Common Domestic Violence Charges in Chester County and Montgomery County
The police commonly file several charges when they are called to the scene of alleged Domestic Violence. If convicted, you could have to serve sentences of serious jail time and fines in addition to any civil penalties:
Domestic Assault (18 Pa.C.S. 2702)
If you have been charged with assault in Chester or Montgomery County, the police are alleging that you intentionally caused or attempted to cause bodily harm to another person. They may also be alleging that you put another person in imminent fear of bodily harm, even though you may not have actually touched them. In Pennsylvania a Simple Assault is most likely a second degree misdemeanor, which could result in a sentence of up to two years in jail and a fine up to $5,000.
If the police observe injuries that were serious, they may file Aggravated Assault charges. which are a first degree felony. In Pennsylvania Aggravated Assault is most likely a first degree felony, which could result in a sentence of up to twenty (20) years in jail and a fine up to $25,000.
Stalking (18 Pa. Cons. Stat. § 2709.1)
If you have been charged with Stalking in Chester or Montgomery County, the police are alleging that you communicated repeatedly or acted multiple times in such a way as to cause another person serious emotion distress. You could also act in such a way as to place a person in a reasonable fear of serious bodily injury.
In Pennsylvania Stalking is a first degree misdemeanor, which could result in a sentence of up to five years in jail and a fine up to $10,000. If the prosecutor can prove that a defendant repeatedly communicated with the victim, it may be a third degree felony, which could result in a sentence of up to seven years in prison and a $15,000 fine.
Terroristic Threats (18 Penn. Cons. Stat. § 2706)

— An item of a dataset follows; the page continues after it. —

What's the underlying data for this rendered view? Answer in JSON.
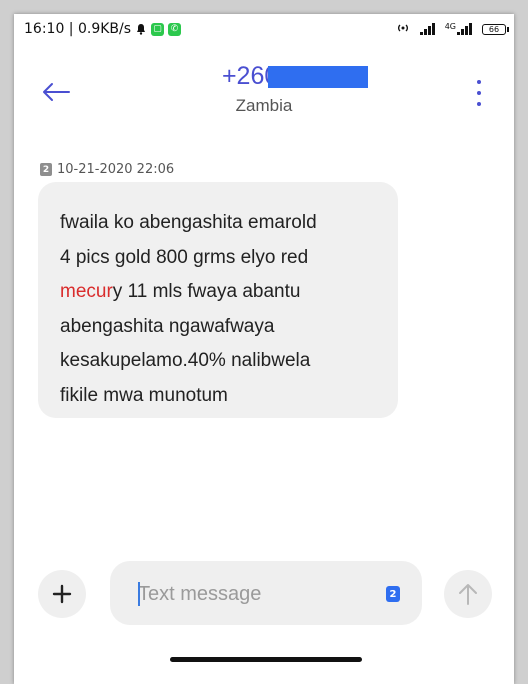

Terroristic Threats sounds scary and is often times a misunderstood charge. If you have been charged with Terroristic Threats in Chester or Montgomery County, the police are alleging that you threatened someone with violence, either directly or indirectly, with the intent to terrorize that person. Additionally, the police could allege you did it to cause an evacuation or some other public inconvenience. In Pennsylvania Terroristic Threats is a first degree misdemeanor, which could result in a sentence of up to five years in jail and a fine up to $10,000.

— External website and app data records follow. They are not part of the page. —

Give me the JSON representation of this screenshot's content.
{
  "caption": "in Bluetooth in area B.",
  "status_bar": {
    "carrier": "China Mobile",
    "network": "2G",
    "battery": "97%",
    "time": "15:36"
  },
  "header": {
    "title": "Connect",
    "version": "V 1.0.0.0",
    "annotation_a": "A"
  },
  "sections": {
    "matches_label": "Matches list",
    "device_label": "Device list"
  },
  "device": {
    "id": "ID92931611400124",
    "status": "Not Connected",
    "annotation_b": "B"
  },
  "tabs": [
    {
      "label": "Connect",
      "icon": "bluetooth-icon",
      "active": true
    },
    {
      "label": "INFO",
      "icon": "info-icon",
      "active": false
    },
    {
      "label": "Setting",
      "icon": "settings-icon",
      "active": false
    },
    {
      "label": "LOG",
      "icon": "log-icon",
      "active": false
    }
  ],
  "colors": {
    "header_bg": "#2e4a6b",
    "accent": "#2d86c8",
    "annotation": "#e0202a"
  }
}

If Chester or Montgomery County police are alleging that the assault was committed on a child, the penalties could be up to five years in prison and a fine up to $10,000. Pennsylvania law does allow a parent to spank their child, but if that punishment goes to far the police can charge the parent with assault. It is also important to note that more often than not you will be investigated by the county Children and Youth authorities. In these situations are critical to have an attorney protecting your rights.
Endangering the Welfare of a Child (18 Pa. C.S. § 4304)
If you have been charged with Endangering the Welfare of a Child in Chester or Montgomery County, it means that the police are alleging you violated some duty of a care for a child you were in custody of. For instance, if you are a parent with custody of a child, then you have a duty to care for that child. This charge is a catch all but it is best to think of in the sense that the accused, a parent, put the child in a position that the child could get seriously injured.
In Pennsylvania a single incident of Endangering the Welfare of a Child is a first degree misdemeanor, which could result in a sentence of up to five years in jail and a fine up to $10,000. If the prosecutor can prove a pattern of endangerment, it may be a third degree felony, which could result in a sentence of up to seven years in prison and a $15,000 fine.